They are doing it to themselves!

Were the words, you heard more than a few times in the bustling city of Kampala at the time of the cruel crime! It was a regretful and deplorable but popular response to an appalling and outrageous act committed against young and innocent kids. To comprehend the sentiment, you needed to be familiar with the ethnic complexity of the country.

The old antagonism between the south and the north of the country is not yet a thing of the past. The government, the army, the civil service and most institutions of the state are led and manned by people from the south. Mahmood Mamdani, a leading academic teaching at Makerere University has written:

Fully 27 years after liberation that brought the present government to power, the north is still the site of ongoing military occupation

The north after twenty years of war lags behind the rest of the country.

For the adolescent girls the tragedy of the abduction could not have occurred at a worst time in their young lives. In the face of manifest rebel activities around the area, the action of government soldiers assigned to protect them told their own story.

If rebels come for you, the soldiers told the girls, run for your life! Do not depend on us to defend you, and don’t expect us, to die for you.

On the night of the attack heavily armed columns of rebels broke through the perimeters of the school unhindered and stormed the dormitories and carried the girls away.

That evening when word got to the school, that the rebels were on the prowl, authorities at the school were thrown in a dilemma. Should they or should they not vacate the schools at that late hour. If they did the rebels could easily have intercepted the girls. The school opted not to evacuate. What followed is common knowledge.

 With their hands tied behind their backs the girls were driven away like a bunch of cattle headed for a distant market. If their steps faltered and they slowed they were whipped mercilessly. The girls endured but in their minds they crossed themselves again and again in the familiar Catholic prayer of their faith.

Hail Mary Mother of God, full of grace, the Lord is with thee!

The rebels, who grew increasingly hostile by the hour as the day wore on sensed that their captives instead of being broken and subdued after all the beating, had withdrawn into a world of their own. The rebels could not tolerate this. They grew agitated and changed tactics and resorted to the crudity of verbal abuse.

Look at you, they call you angels and they say you are virgins! Of course we can see for ourselves just how fine you look. But watch, today you are in our hands. Tomorrow, as night follows day, you shall be virgins no more. We promise you.

Anniversary Commemoration October 10th 2013

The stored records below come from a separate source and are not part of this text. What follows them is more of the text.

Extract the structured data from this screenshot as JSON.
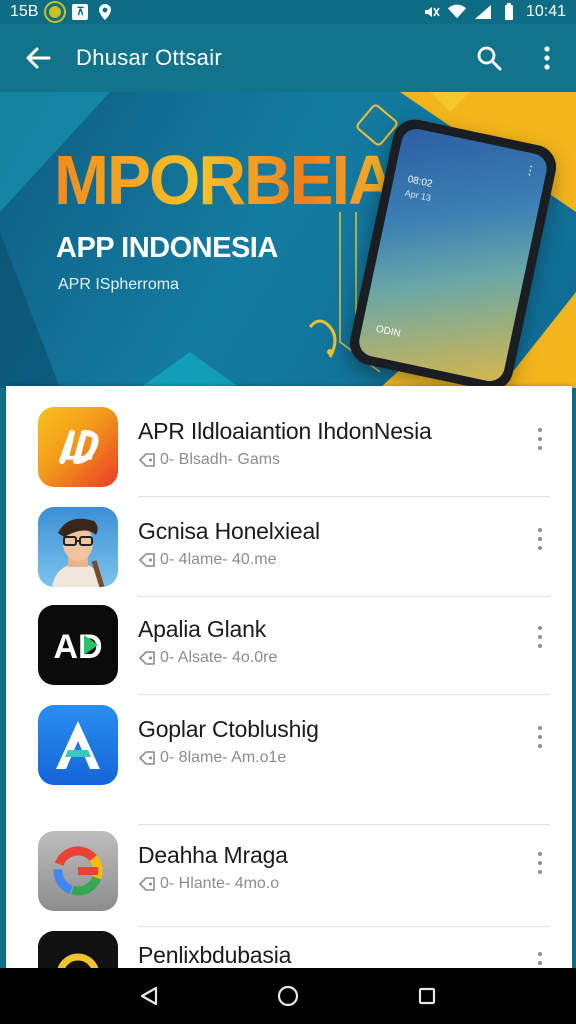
{
  "status_bar": {
    "time_left": "15B",
    "time_right": "10:41"
  },
  "app_bar": {
    "title": "Dhusar Ottsair"
  },
  "banner": {
    "headline": "MPORBEIA!",
    "subtitle": "APP INDONESIA",
    "caption": "APR ISpherroma",
    "phone_text_1": "08:02",
    "phone_text_2": "Apr 13",
    "phone_text_3": "ODIN"
  },
  "apps": [
    {
      "name": "APR Ildloaiantion IhdonNesia",
      "meta": "0- Blsadh- Gams"
    },
    {
      "name": "Gcnisa Honelxieal",
      "meta": "0- 4lame- 40.me"
    },
    {
      "name": "Apalia Glank",
      "meta": "0- Alsate- 4o.0re"
    },
    {
      "name": "Goplar Ctoblushig",
      "meta": "0- 8lame- Am.o1e"
    },
    {
      "name": "Deahha Mraga",
      "meta": "0- Hlante- 4mo.o"
    },
    {
      "name": "Penlixbdubasia",
      "meta": ""
    }
  ],
  "app_icon_text": {
    "ad": "AD",
    "a": "A"
  },
  "colors": {
    "accent": "#11748b",
    "banner_orange": "#f28a1c",
    "banner_yellow": "#f6c22a"
  }
}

On October 10th 2013 as the day broke St Mary’s College Aboke appeared every bit the paradise local folks say it is. But the school was in a somber mood as it marked the 17th anniversary of the abduction. Faculty, guests, students, parents, along with many of the victims assembled on the woodland campus. They marched to the tune of songs in a parade that suddenly came to a halt before the Shrine of the Abductees erected a few years ago at the heart of the school grounds.

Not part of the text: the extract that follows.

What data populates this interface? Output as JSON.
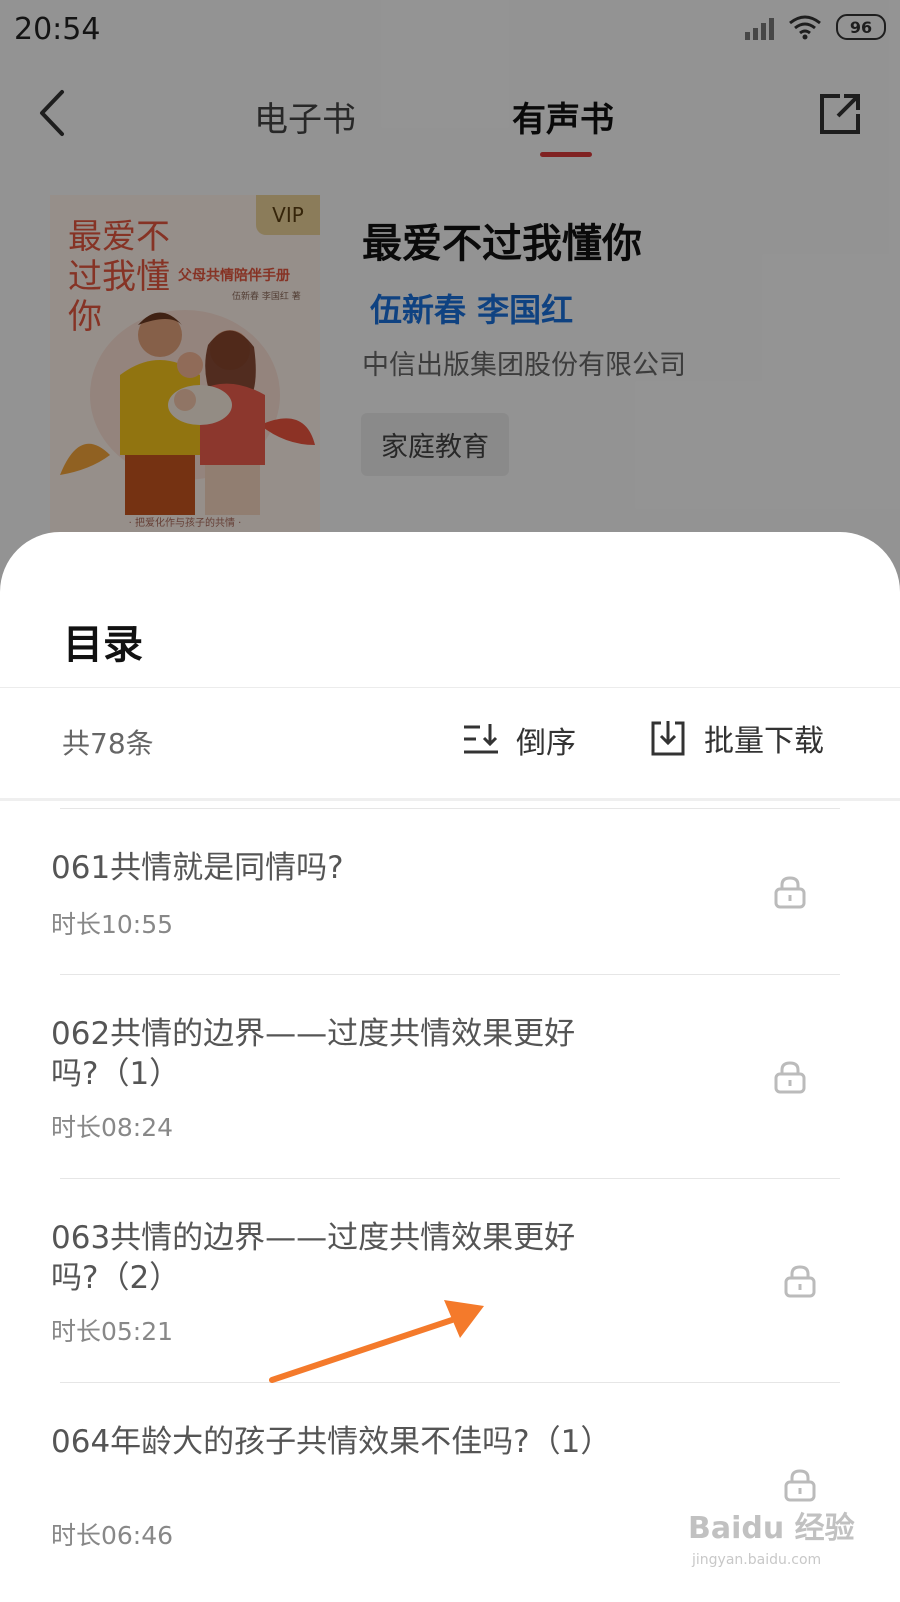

More songs and prayers followed as the assembly paid tribute to the spirits of the Stolen Angels. Then it was time to remember Sister Rachele Fassera, at the time of the tragedy, Deputy Head of the school. No one did more. In the first moments of the tragedy Fassera threw caution to the winds, pursued the rebels, caught up with them, offered her own freedom in exchange for that of the girls, in the end secured the release of all but 30 out of the 139 girls.

In the weeks and months that followed Fassera fought ceaselessly for the freedom of the remaining 30. She carried the battle to doorsteps of the high and the mighty, including Pope John Paul who received her in holy audience, in the hope they would intervene,.

Now the long and eventful day was coming to an end. The sun was setting and the multiple rays of gold spread across the peaceful lawns steadily grew longer. It was time to leave and we left. But our hearts remained at Aboke with the Stolen Angels.